▶ Exercise aim
Select all lines holding the word "apertura" from the entries that follow.
--- Input data ---
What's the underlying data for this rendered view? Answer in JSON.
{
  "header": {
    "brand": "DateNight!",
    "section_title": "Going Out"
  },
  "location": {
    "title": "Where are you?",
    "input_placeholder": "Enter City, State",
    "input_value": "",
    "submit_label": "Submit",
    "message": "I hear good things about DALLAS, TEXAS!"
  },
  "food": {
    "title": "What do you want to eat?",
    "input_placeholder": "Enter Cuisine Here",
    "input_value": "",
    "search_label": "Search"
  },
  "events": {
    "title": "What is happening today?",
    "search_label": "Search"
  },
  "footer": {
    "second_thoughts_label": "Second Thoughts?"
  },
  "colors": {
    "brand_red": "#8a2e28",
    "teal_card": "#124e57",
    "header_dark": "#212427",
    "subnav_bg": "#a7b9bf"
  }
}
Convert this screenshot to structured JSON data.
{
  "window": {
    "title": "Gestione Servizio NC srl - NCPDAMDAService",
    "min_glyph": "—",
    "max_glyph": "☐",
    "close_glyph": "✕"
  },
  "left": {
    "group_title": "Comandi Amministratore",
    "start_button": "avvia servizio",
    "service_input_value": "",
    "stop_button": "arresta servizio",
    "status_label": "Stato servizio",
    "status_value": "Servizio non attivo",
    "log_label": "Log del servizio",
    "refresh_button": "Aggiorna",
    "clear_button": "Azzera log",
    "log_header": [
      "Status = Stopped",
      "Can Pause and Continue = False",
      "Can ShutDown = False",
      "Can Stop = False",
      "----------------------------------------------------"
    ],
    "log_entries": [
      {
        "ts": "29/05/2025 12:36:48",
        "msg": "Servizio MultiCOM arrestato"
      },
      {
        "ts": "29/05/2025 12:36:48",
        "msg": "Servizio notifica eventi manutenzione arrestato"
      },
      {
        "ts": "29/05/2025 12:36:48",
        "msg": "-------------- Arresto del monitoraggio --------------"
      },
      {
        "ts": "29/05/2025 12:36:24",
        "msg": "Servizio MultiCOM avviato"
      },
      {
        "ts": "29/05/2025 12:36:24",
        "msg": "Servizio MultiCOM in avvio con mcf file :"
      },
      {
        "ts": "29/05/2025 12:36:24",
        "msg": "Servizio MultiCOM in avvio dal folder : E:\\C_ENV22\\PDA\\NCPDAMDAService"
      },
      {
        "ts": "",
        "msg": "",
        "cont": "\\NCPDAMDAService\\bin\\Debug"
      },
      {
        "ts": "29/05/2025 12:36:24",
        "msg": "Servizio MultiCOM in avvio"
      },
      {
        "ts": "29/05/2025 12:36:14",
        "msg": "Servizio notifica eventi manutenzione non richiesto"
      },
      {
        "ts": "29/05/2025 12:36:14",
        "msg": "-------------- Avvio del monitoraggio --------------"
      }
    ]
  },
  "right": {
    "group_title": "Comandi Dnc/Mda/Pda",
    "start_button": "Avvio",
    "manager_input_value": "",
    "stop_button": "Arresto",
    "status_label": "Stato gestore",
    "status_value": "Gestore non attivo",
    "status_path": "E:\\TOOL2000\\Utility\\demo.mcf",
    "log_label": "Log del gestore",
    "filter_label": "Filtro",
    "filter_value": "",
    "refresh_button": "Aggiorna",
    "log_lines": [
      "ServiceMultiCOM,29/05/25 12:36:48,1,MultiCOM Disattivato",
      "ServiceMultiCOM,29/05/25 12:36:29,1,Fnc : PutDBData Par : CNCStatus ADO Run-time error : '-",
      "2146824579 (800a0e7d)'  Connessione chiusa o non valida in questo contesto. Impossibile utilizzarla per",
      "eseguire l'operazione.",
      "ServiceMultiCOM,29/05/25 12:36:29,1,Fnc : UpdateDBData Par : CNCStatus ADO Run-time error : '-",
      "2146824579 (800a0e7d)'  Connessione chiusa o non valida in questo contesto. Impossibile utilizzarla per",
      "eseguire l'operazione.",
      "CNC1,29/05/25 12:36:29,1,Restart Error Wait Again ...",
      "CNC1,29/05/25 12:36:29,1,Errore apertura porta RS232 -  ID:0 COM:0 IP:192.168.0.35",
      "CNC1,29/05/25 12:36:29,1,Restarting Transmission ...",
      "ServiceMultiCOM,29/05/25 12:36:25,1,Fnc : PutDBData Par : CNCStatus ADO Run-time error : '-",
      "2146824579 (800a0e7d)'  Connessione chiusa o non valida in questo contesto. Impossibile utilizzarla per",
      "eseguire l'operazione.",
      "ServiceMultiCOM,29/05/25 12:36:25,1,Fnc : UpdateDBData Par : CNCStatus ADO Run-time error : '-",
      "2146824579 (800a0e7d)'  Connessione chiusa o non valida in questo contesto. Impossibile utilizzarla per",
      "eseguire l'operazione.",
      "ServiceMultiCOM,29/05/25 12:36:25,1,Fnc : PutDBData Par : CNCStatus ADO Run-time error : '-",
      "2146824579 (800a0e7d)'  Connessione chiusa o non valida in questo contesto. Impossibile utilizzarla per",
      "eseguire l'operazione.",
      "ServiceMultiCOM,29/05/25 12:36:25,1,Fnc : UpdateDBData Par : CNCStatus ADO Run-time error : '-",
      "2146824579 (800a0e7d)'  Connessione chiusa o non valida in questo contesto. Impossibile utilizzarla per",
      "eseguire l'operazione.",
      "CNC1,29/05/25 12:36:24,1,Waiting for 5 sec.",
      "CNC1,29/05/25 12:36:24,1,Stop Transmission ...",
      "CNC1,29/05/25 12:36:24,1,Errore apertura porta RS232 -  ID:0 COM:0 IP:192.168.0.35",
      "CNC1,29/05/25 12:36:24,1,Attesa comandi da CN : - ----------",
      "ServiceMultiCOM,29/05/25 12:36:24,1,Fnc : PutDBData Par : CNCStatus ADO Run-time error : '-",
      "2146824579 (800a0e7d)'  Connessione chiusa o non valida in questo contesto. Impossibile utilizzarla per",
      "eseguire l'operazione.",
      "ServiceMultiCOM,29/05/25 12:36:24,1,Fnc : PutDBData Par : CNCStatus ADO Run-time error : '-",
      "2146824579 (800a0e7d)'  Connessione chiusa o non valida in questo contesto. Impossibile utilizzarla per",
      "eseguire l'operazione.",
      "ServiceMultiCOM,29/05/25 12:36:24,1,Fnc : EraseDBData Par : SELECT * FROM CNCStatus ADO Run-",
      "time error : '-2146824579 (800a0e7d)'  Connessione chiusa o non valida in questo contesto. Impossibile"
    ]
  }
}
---
▶ Reply to the exercise
      "CNC1,29/05/25 12:36:29,1,Errore apertura porta RS232 -  ID:0 COM:0 IP:192.168.0.35",
      "CNC1,29/05/25 12:36:24,1,Errore apertura porta RS232 -  ID:0 COM:0 IP:192.168.0.35",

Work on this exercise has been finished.